Citizen Science

Global issues are changing the natural world. Now, more than ever, it is important for all of us to assist scientists in gathering baseline data that can be analyzed in real time.

Citizen Science started in 1900, with ornithologist and founder of Audubon Magazine, Frank M. Chapman. At that time, many ornithologists and conservationists worried about the decline in bird populations, especially with the popularity of hunting birds for sport. Chapman proposed the Christmas Bird Count (CBC) as an alternative to seasonal hunting. The first year, 28 birders identified, counted, and recorded all the birds seen during the holiday season. A total of 90 species was identified among 25 count circles across the country.

So began what is considered the world’s most significant, longest running, citizen science project. All that effort has paid off. Today, data from 116 annual Christmas Bird Counts has become an invaluable resource to scientists studying avian population trends. Many organizations turn to the database to analyze population shifts in avian species across the world, with Audubon leading the way in analyzing the impacts of climate change and other global impacts on birds.

The Christmas Bird Count is one of hundreds of citizen science projects out there, actively mobilizing everyday people to study the natural world around them and then share their observations and data with scientists. Citizens experience real field work, researchers gain greater depth and breadth of data for analysis, and all play a significant role in the scientific process.

The landscape of western Pennsylvania is in flux. Global issues, like climate change, coupled with local impacts, like those from development, are changing the natural world. Now, more than ever, it is important for all of us to assist scientists in gathering baseline data that can be analyzed in real time, with actions implemented as quickly as possible. Citizen science comes with minimal time requirements and many observations can be accomplished from the comforts of your own home. Anyone with an interest—regardless of experience or training—is welcomed and encouraged to participate.

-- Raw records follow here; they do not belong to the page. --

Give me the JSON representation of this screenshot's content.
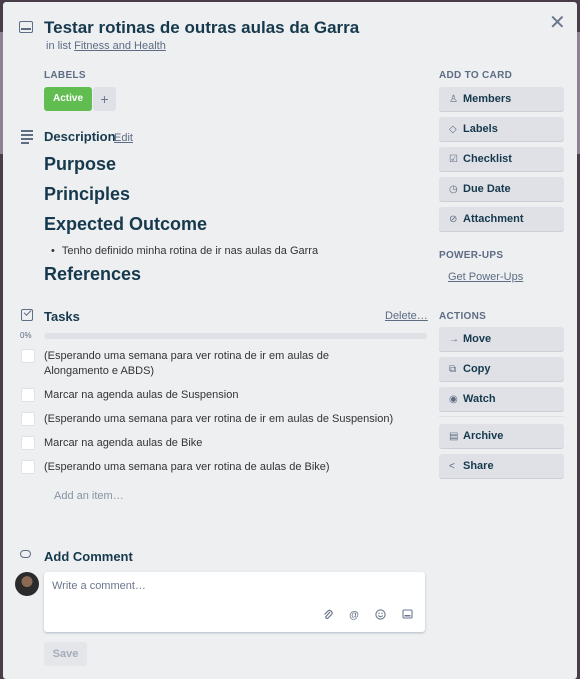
{
  "card": {
    "title": "Testar rotinas de outras aulas da Garra",
    "in_list_prefix": "in list",
    "list_name": "Fitness and Health",
    "close_symbol": "✕"
  },
  "labels": {
    "heading": "LABELS",
    "items": [
      {
        "text": "Active",
        "color": "#61bd4f"
      }
    ],
    "add_symbol": "+"
  },
  "description": {
    "heading": "Description",
    "edit_link": "Edit",
    "purpose": "Purpose",
    "principles": "Principles",
    "expected_outcome": "Expected Outcome",
    "bullets": [
      "Tenho definido minha rotina de ir nas aulas da Garra"
    ],
    "references": "References"
  },
  "tasks": {
    "heading": "Tasks",
    "delete_link": "Delete…",
    "percent": "0%",
    "progress_fraction": 0,
    "items": [
      "(Esperando uma semana para ver rotina de ir em aulas de Alongamento e ABDS)",
      "Marcar na agenda aulas de Suspension",
      "(Esperando uma semana para ver rotina de ir em aulas de Suspension)",
      "Marcar na agenda aulas de Bike",
      "(Esperando uma semana para ver rotina de aulas de Bike)"
    ],
    "add_item": "Add an item…"
  },
  "comment": {
    "heading": "Add Comment",
    "placeholder": "Write a comment…",
    "save_label": "Save",
    "icons": [
      "paperclip-icon",
      "at-mention-icon",
      "emoji-icon",
      "card-link-icon"
    ]
  },
  "sidebar": {
    "add_to_card_heading": "ADD TO CARD",
    "add_to_card": [
      {
        "label": "Members",
        "icon": "member-icon"
      },
      {
        "label": "Labels",
        "icon": "label-icon"
      },
      {
        "label": "Checklist",
        "icon": "checklist-icon"
      },
      {
        "label": "Due Date",
        "icon": "clock-icon"
      },
      {
        "label": "Attachment",
        "icon": "paperclip-icon"
      }
    ],
    "power_ups_heading": "POWER-UPS",
    "get_power_ups": "Get Power-Ups",
    "actions_heading": "ACTIONS",
    "actions": [
      {
        "label": "Move",
        "icon": "arrow-right-icon"
      },
      {
        "label": "Copy",
        "icon": "copy-icon"
      },
      {
        "label": "Watch",
        "icon": "eye-icon"
      },
      {
        "label": "Archive",
        "icon": "archive-icon"
      },
      {
        "label": "Share",
        "icon": "share-icon"
      }
    ]
  }
}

As a member of ASWP’s Western PA Citizen Science Corps, you will be able to choose the projects that interest you and as varied as birds, lady bugs, fireflies, and even plant phenology. For each project that you select, you will:

  • Attend the training session, which provides project details and natural history information
  • Select a location to perform your own observations, and participate in the project consistently.
  • Select 1—2 days to perform the same observations at Beechwood Farms Nature Reserve, Succop Nature Park, Todd Nature Reserve or other ASWP designated areas.
  • Assist ASWP with project work open to the general public.

ASWP also offers free citizen science programs at locations across our service region. These programs are made possible by a generous donation from the Dominion Foundation.

We’re always adding new programs and dates, so be sure to check our website for times and locations! Act 48 credit is available for all programs. Call (412) 963-6100 to learn more.